___ Record extracts

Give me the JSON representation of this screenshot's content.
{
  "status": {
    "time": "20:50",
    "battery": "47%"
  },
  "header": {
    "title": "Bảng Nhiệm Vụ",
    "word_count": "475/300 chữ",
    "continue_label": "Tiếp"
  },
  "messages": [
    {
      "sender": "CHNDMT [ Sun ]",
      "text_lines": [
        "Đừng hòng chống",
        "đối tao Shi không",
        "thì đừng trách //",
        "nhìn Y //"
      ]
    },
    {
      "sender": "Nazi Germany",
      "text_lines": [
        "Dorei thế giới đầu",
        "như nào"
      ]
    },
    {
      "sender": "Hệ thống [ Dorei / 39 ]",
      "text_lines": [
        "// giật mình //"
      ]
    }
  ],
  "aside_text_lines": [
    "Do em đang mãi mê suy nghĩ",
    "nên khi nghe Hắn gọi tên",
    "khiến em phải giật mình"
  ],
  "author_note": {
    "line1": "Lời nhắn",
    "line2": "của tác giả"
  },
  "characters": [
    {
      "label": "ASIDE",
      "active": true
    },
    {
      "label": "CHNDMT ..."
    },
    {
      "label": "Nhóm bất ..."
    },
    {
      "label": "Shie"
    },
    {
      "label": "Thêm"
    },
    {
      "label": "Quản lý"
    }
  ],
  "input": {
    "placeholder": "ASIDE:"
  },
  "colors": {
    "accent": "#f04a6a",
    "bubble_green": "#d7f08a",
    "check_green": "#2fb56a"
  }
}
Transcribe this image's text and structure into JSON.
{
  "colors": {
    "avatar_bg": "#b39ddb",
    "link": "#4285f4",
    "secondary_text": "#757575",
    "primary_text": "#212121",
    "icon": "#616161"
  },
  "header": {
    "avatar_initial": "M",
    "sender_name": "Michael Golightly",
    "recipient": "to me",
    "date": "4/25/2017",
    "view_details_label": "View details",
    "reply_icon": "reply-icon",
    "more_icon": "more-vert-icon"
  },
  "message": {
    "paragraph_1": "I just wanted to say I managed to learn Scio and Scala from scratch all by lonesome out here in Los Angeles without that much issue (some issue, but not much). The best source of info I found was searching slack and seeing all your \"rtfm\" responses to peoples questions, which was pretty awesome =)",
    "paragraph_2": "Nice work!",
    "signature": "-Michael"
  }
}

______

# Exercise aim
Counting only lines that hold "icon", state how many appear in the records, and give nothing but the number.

# Your solution
3